The causes aren't difficult to find -- Newman offers easy to understand tables and graphs in addition to the interviews, showing that economic globalization -- the export of jobs from first world countries to developing countries -- has left many economies bereft of starter jobs for people between the ages of 16 to 35 trying to enter the job market.
Faced with a shortage of jobs at all levels, high educational expenses, skyrocketing rents and home prices, and increasingly competitive workplaces where master's degrees and Ph.D. degrees are required instead of bachelor's degrees and high school graduation diplomas, younger workers are often forced to live at home, subsisting on part-time or contract jobs or struggling through yet another college program.
Newman looks at how each culture deals with this phenomenon -- Scandinavian countries have worked against it, by providing young adults with housing, college loans and other assistance in leaving their parents' residences. But both the young adults and parents she interviewed complain of a lack of family closeness.Read more ›
Ms. Newman discusses how policy matters a lot. In the Nordic countries, subsidized housing and education enables young people to leave the family home and establish their own households. In the Mediterranean countries, the young are often priced out of the housing market and can rarely find permanent employment, leaving them stuck in the family home well into adulthood. In the U.S., the situation is somewhere in between these two extremes, with middle class families generally allowing their children time to study and establish their careers while the working poor have no choice but to pool their earnings to survive. In Japan however, Ms. Newman finds an extreme case where a wrenching economic and demographic transformation has left little opportunity for the young, some of whom are staying in the family home into their forties.
Ms. Newman does an outstanding job understanding how people feel about all this. She finds that Danes and Swedes value their privacy and independence but recognize how it has cost them a measure of closeness among the generations.Read more ›
Most Recent Customer Reviews
The author profiles many families in Italy, Japan, Denmark, the U.S. and a couple of other countries who have extended families due to the children returning to or remaining in the... Read morePublished on March 11, 2013 by Kathy Edens
An interesting study for families with kids who can't seem to leave the nest and get started in life so quickly as their parents did. Reassuring.Published on February 27, 2013 by Anahita

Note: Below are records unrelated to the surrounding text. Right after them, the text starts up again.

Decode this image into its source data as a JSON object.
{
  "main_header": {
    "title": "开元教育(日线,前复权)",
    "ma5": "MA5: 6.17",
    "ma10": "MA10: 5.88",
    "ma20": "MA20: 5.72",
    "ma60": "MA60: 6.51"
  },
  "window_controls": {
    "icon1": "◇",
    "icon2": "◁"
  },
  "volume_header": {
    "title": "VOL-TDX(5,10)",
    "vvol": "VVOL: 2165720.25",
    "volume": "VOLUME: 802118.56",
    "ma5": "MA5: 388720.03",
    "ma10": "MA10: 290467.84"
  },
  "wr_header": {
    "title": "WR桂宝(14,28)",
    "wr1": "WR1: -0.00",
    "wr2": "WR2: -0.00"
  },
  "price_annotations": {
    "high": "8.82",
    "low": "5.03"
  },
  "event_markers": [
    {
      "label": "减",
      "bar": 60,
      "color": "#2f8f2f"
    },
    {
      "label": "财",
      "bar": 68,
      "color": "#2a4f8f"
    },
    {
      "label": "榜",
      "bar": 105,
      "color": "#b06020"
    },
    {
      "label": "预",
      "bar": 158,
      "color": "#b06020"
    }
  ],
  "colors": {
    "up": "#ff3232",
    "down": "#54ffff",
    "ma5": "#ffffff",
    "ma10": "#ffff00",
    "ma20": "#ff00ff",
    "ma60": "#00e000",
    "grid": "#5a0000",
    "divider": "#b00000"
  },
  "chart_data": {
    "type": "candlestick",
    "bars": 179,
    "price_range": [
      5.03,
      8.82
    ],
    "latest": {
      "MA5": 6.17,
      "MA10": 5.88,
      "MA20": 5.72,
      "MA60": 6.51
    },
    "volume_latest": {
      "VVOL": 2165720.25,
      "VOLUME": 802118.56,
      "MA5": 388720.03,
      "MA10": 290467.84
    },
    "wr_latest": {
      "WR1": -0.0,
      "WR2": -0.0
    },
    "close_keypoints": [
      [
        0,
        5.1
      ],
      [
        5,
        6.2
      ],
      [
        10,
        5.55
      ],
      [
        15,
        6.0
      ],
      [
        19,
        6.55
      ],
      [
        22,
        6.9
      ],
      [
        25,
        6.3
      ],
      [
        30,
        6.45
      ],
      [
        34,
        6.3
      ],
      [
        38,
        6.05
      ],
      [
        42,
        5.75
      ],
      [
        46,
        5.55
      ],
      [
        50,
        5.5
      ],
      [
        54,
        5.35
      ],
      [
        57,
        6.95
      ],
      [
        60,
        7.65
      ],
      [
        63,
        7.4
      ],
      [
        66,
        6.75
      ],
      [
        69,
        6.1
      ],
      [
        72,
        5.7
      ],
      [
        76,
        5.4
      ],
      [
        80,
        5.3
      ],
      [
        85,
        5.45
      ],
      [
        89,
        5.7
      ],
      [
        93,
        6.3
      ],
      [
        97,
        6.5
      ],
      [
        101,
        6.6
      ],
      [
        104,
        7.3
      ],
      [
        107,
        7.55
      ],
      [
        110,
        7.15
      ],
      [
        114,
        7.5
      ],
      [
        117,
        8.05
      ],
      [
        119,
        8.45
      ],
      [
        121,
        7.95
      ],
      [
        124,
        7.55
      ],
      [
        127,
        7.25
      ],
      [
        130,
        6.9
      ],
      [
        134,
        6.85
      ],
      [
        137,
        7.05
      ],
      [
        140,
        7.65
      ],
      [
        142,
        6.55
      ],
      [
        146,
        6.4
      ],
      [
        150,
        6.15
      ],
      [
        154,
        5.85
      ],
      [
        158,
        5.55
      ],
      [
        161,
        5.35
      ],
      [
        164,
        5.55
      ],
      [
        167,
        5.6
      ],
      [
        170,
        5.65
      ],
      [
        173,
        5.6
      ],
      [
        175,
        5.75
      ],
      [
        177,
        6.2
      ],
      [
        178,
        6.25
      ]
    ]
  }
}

This book really drills down and examines the issues we are having in the Western World where our children do not grow up, get a career, house, and start their own family. Read morePublished on April 29, 2012 by Steve Burns
I feel like I learned a lot about why European and Asian countries are keeping their kids at home longer, which did surprise me but I didn't learn much about why it seems to be... Read morePublished on February 17, 2012 by KristenB
I read this and was quite interested...for a while. I do not have children out of high school yet, so it wasn't as relevant to me as it would be to some. Read morePublished on January 25, 2012 by G. Kellner
Why do so many adult children continue to live with their parents? Are the parents to blame for failing to prepare their kids to become adults? Read morePublished on January 8, 2012 by takingadayoff
Katherine Newman's sociological book on the modern, contemporary family is going to be the subject of many discussions. Read morePublished on December 30, 2011 by Sylviastel